“How I Did It: The CEO of Zoetis on How He Prepared for the Top Job” Harvard Business Review
The Idea: Alaix had spent years running businesses inside large companies. But when Pfizer decided to spin off his division in an IPO, the soon-to-be CEO embarked on an intensive training regimen to prepare for a very different role.
For most of my career, I didn’t aspire to be the CEO of a U.S. public company. I was born in Spain and spent the first few decades of my professional life there. I was a finance specialist: I worked as an auditor and a controller. I was employed by a bank, and then by Texas Instruments, and then by Polaroid. But I decided I wanted to build on my finance career and become more of a general manager, running a business within a large corporation.

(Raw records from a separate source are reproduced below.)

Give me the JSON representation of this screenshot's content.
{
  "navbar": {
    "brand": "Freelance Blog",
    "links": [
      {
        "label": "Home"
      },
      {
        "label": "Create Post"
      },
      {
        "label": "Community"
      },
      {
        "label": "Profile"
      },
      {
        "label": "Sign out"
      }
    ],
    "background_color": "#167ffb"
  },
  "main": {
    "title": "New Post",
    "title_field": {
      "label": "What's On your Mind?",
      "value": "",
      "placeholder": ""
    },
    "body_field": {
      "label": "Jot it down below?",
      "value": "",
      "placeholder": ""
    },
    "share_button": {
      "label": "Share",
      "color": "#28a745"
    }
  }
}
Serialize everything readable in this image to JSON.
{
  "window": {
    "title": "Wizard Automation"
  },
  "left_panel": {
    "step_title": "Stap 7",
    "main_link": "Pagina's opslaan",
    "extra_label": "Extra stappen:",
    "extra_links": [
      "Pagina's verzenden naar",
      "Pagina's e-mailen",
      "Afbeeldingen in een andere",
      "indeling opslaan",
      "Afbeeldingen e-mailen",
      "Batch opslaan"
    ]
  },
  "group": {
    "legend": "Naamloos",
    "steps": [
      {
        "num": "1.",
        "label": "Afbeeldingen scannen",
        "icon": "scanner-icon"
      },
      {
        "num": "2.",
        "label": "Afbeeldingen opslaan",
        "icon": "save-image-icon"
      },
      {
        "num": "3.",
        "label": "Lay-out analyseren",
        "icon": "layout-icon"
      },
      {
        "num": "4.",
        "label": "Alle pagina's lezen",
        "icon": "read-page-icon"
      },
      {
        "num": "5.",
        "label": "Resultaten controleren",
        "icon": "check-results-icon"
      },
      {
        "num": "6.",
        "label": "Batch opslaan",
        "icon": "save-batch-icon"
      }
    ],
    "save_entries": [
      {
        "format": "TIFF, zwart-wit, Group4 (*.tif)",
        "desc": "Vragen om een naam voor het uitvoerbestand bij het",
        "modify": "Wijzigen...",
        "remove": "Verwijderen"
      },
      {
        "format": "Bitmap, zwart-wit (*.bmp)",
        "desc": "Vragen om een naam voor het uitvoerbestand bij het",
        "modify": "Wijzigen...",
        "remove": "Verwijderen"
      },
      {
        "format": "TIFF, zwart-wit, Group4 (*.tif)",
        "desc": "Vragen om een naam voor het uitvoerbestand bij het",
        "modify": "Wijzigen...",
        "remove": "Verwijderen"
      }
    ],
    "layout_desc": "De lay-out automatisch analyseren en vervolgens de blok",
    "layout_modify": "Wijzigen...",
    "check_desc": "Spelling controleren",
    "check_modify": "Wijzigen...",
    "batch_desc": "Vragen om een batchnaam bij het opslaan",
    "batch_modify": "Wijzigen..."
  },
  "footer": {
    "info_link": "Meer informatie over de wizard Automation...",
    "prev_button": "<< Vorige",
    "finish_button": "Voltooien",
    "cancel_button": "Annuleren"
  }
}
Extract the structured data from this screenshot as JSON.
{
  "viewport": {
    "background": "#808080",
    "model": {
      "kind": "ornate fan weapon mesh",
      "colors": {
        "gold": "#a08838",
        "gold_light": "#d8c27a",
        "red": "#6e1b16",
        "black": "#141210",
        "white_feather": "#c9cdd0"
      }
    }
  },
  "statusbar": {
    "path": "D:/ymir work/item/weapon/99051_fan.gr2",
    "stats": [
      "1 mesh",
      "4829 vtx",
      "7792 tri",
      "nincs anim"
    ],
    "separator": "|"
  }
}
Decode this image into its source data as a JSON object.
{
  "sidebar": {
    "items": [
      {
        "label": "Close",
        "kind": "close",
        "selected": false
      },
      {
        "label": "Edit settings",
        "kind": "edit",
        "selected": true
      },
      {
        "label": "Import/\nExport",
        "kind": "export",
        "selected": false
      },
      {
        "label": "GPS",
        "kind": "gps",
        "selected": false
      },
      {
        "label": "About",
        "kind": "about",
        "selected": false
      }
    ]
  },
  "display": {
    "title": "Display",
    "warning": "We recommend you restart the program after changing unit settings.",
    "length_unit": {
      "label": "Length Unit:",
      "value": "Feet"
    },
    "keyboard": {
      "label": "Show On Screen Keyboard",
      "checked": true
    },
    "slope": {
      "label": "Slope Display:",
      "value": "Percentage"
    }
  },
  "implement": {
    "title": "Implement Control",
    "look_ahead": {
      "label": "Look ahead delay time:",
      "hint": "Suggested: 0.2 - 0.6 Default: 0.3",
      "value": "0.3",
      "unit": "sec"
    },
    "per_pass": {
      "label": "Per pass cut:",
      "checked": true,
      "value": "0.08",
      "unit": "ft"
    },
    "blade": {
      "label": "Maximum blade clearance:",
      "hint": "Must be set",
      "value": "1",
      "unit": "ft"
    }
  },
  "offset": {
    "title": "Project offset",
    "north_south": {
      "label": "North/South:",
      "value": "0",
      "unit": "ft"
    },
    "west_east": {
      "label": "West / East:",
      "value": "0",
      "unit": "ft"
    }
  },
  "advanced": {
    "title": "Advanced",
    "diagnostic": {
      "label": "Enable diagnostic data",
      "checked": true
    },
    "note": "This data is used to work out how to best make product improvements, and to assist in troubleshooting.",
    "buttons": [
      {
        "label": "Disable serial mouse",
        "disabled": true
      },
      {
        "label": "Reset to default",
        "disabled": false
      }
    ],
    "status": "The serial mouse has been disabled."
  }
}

At that point I moved into the pharmaceutical industry. First I worked at Rhône-Poulenc Rorer (which later became part of Sanofi-Aventis through a merger), and I was sent to run its operation in Belgium. Then I moved to Pharmacia as the president of its business in Spain. When Pfizer bought Pharmacia, in 2003, I was asked to relocate to its U.S. headquarters as the president in charge of a large section of Europe that stretched from Portugal to Russia.
I enjoyed the broad scope of those general management jobs. In my first role at Pfizer, I learned to navigate a large organization and advocate for the opportunities in my region. I also gained sufficient experience to manage a business across different cultures and with a high level of complexity.
In 2006, when Pfizer asked me to run its animal health division, it was a great opportunity to take on a more global role and expand the scope of my responsibilities to new areas such as R&D, business development, and new product marketing.
At the time, I didn’t anticipate that it might lead to a CEO job. But five years later Pfizer launched a strategic review to find opportunities to create value for shareholders, and one of the options was to spin off the animal health business in an IPO. The CEO of Pfizer told me that the IPO was likely—and that I had been selected to become the future CEO of the new company if it happened.
We talked about how very different that job would be from the ones I’d held before. I’d proved that I could run a business, but that didn’t necessarily mean I had the skills to be a CEO. I would have to develop them. Because the IPO process might take 18 to 24 months, we agreed that this would be a crucial period in which to confirm that I could lead the new company.
As a general manager, I’d had plenty of experience building teams and communicating with employees and customers, but as CEO I would also have responsibility for communicating our strategy to the outside world—including the media, analysts, and investors. Employees and customers already know a good deal about your business, but other constituencies may know nothing. The sophisticated external communication skills that a CEO must have would be especially important in the months leading up to the IPO. During our road show, I would be telling the company’s story to analysts and potential investors, and their opinion of our strategy would have a direct impact on the value of our stock offering.